I will not be able to regularly contribute to to the taxable account, which I will lovingly call The Fund (I know catchy right?), until April at the earliest so we can fund $3k for my wife's 2013 Roth IRA contribution.  I have my $3k ready to use starting tomorrow. Stay Tuned.   I wanted to max out our contributions for both 2013 Roth's but $3k for both was all we could afford.  Starting in 2014 and future years they will be maxed.


  1. Hey Richie,

    Congratulations on getting started and I look forward to following your progress! I'm glad you started this blog, I've found that writing about investing helps me to really sort out my thoughts and research stocks more in depth. I have many articles half written of companies that I thought I was interested in, but halfway through the writing I realize they have glaring issues and should be avoided. (I'm looking at you mobile price war).

    Best Wishes.

  2. Thanks for stopping Dividendsaur. I commented on your blog earlier thinking about writing a blog to follow my own journey and here we are. Thanks for the small push. I look forward to following your journey as well. It seems like everyone has already been established so I'm glad I found you because we are just starting out now.

    I've been thinking about the mobile companies as well of which one to add eventually. (maybe i'll add T or VOD or VZ). I'm sure i'll add T and maybe VZ. They may not have much dividend growth, but they have a good yield especially T which is approaching 6%. You can't really go wrong just like the three main soda companies KO, PEP, DPS.

    1. Richie,

      Those mobile companies have an excellent yield but right now I am holding back do to the massive price wars that are going on. These price wars always destroy a-lot of capital as the competition usually brings down profits for all. The stock prices are extremely attractive for a great yield but I just don't like the risk at this time. I do however love the soda companies right now.

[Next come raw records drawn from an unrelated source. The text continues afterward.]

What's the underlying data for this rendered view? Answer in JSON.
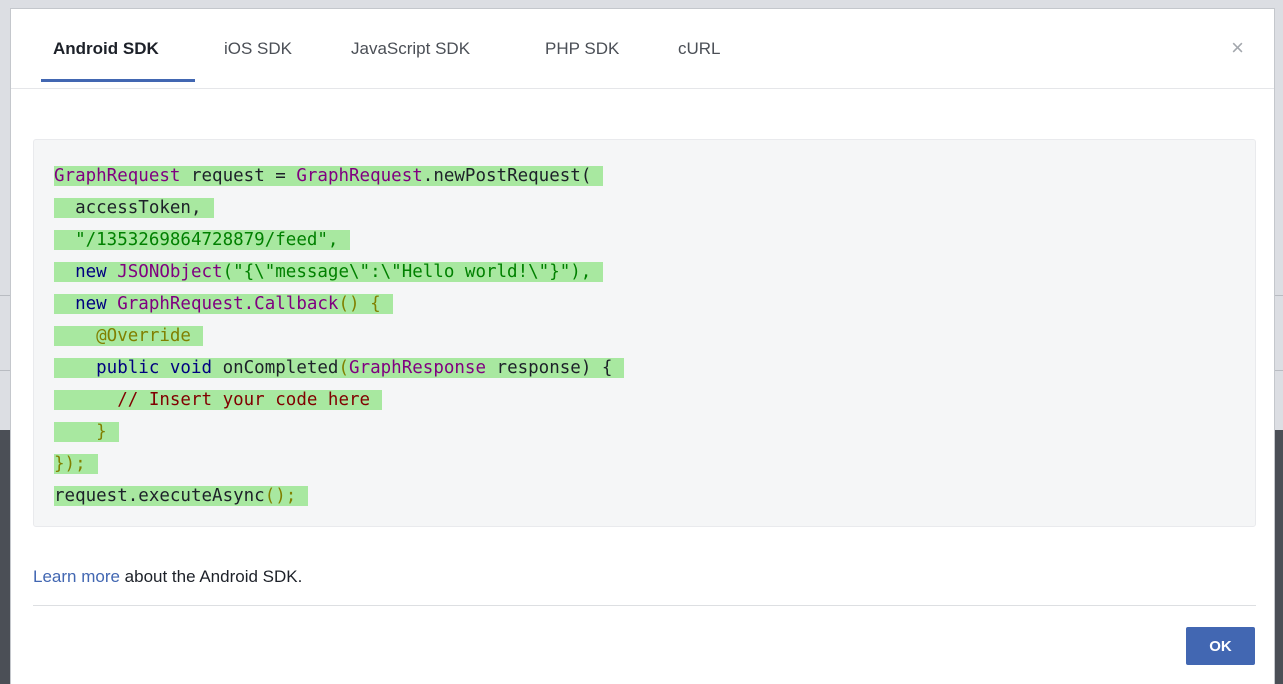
{
  "tabs": [
    {
      "label": "Android SDK",
      "active": true
    },
    {
      "label": "iOS SDK",
      "active": false
    },
    {
      "label": "JavaScript SDK",
      "active": false
    },
    {
      "label": "PHP SDK",
      "active": false
    },
    {
      "label": "cURL",
      "active": false
    }
  ],
  "close_label": "×",
  "code": {
    "highlight_color": "#a8e8a0",
    "lines": [
      {
        "t1": "GraphRequest",
        "t2": " request = ",
        "t3": "GraphRequest",
        "t4": ".newPostRequest("
      },
      {
        "t1": "  accessToken,"
      },
      {
        "t1": "  \"/1353269864728879/feed\","
      },
      {
        "t1": "  new ",
        "t2": "JSONObject",
        "t3": "(\"{\\\"message\\\":\\\"Hello world!\\\"}\"),"
      },
      {
        "t1": "  new ",
        "t2": "GraphRequest.Callback",
        "t3": "() {"
      },
      {
        "t1": "    @Override"
      },
      {
        "t1": "    public void ",
        "t2": "onCompleted",
        "t3": "(",
        "t4": "GraphResponse",
        "t5": " response) {"
      },
      {
        "t1": "      // Insert your code here"
      },
      {
        "t1": "    }"
      },
      {
        "t1": "});"
      },
      {
        "t1": "request.executeAsync",
        "t2": "();"
      }
    ]
  },
  "footer": {
    "link_text": "Learn more",
    "rest_text": " about the Android SDK."
  },
  "ok_label": "OK"
}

I am glad we can do this together too, it's never fun to be the new guy all by yourself. Take care sir!

  3. Congrats on getting started w/ DGI. I'm a civil engineer from schooling but I work in the O&G industry now. It'll be great to follow along on another person's journey. A little extra motivation never hurt!

    1. Sweet another civil engineer. Nerd power. haha. Thanks for stopping by. I'm excited about being able to start putting away for my future. I figure this blog will keep me accountable with my goals and getting support and motivation from the fellow blogging community is a huge plus. I follow your blog and it's great to see what my future can become if I stick with DGI.

  4. Congrats on getting started Richie.

    I started my own blog just a few weeks after this post. Looking at your portfolio, you have a great foundation of dividend growth stocks. Can't go wrong picking names from David Fish's CCC list. I always download the newest list at the end of each month and use it to find new ideas. I look forward to following you on your journey.

    Best wishes,

    Mr. SFZ

    1. Hey Mr SFZ,

      Thanks for stopping by. Ya, I love that list. I'm pretty open to anything since I don't own many companies and David Fish's CCC list is good place to start.

      I look forward to following yours as well.